The Friese-Greene Club – Music documentaries are featured on Wednesdays, American Palme d'Or winners at the Cannes Film Festival are on Thursdays, British Golden Palm winners are on Fridays, films that are sexier than Fifty Shades of Grey are on Saturdays and "modern" musicals on Sundays. This week's American triumph at Cannes is Martin Scorsese's Taxi Driver, which was actually booed by the typically hard-to-please crowd. As with many other films that are booed at Cannes, it became a cult hit. Tomorrow's British winner at Cannes is Ken Loach's The Wind That Shakes the Barley, about the Irish War. Saturday, it's Gregg Araki's Mysterious Skin, a break-out role for Joseph Gordon-Levitt, portraying a gay hustler. And on Sunday, it's A Chorus Line. Next Wednesday is Searching for Sugar Man, in which a pair of obsessed music fans try to find out what happened to 1970s' one-hit-wonder Rodriguez. Shows are at 8pm. The FGC is down an alley next to the under-renovation Queen's Park Imperial Hotel on Sukhumvit Soi 22. For more details, check the club's Facebook page.

Documentary Club – As detailed in last week's post, the ongoing Doc Holiday series at SF cinemas continues tomorrow with 1971, debuting director Johanna Hamilton’s recounting of a break-in at an FBI office that led to the exposure of Cointelpro, J. Edgar Hoover’s secret, illegal surveillance program that targeted civil rights leaders, journalists and leftist politicians. It is on from tomorrow until Sunday at SFW CentralWorld and SFX Maya Chiang Mai. Advance bookings are encouraged. Further shows may be added. For more details, please see

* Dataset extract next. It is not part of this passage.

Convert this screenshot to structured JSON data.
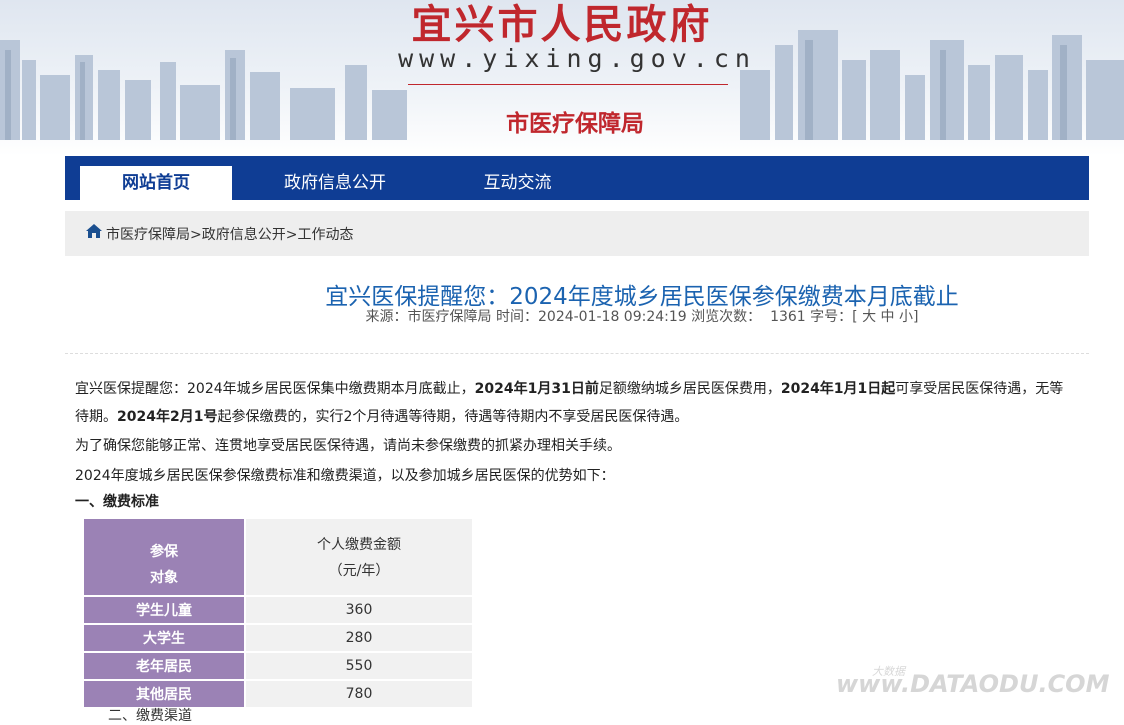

Foreign Correspondents Club of Thailand – The FCCT's Contemporary World Film Series continues with this year's Academy Award winning best foreign language film, Ida, from Poland. A gobstoppingly beautiful film, shot in lovely black-and-white and framed in the classic 4:3 ratio, the drama follows an orphaned young novitiate nun in 1960s Poland. Before taking her vows, she's encouraged to track down her sole surviving family member. She's her boozing, chain-smoking aunt – a disgraced but still-formidable state prosecutor from the Stalinist era. They take a road trip to bring closure to a dark family secret dating back to the Nazi occupation. The screening, courtesy of the Embassy of Poland, comes with Polish Zubrowka vodka cocktails (don't try to keep up with that hard-drinking aunt!) and Szarlotka apple pie. It's at 7pm on Monday, May 11 at the FCCT. Admission is 150 baht for non-members and 100 baht for anyone wanting pie.

Take note

Upcoming events include a festival of Singaporean films at SFW CentralWorld from May 21 to 24. There is also the next entry in the Bangkok Art and Culture Center's Cinema Diverse: Director's Choice series, which on May 23 welcomes Thai director Aditya Assarat and young Indian director Chaitanya Tamhane for a screening of Tamhane's 2014 feature Court and a talk by the two auteurs afterward.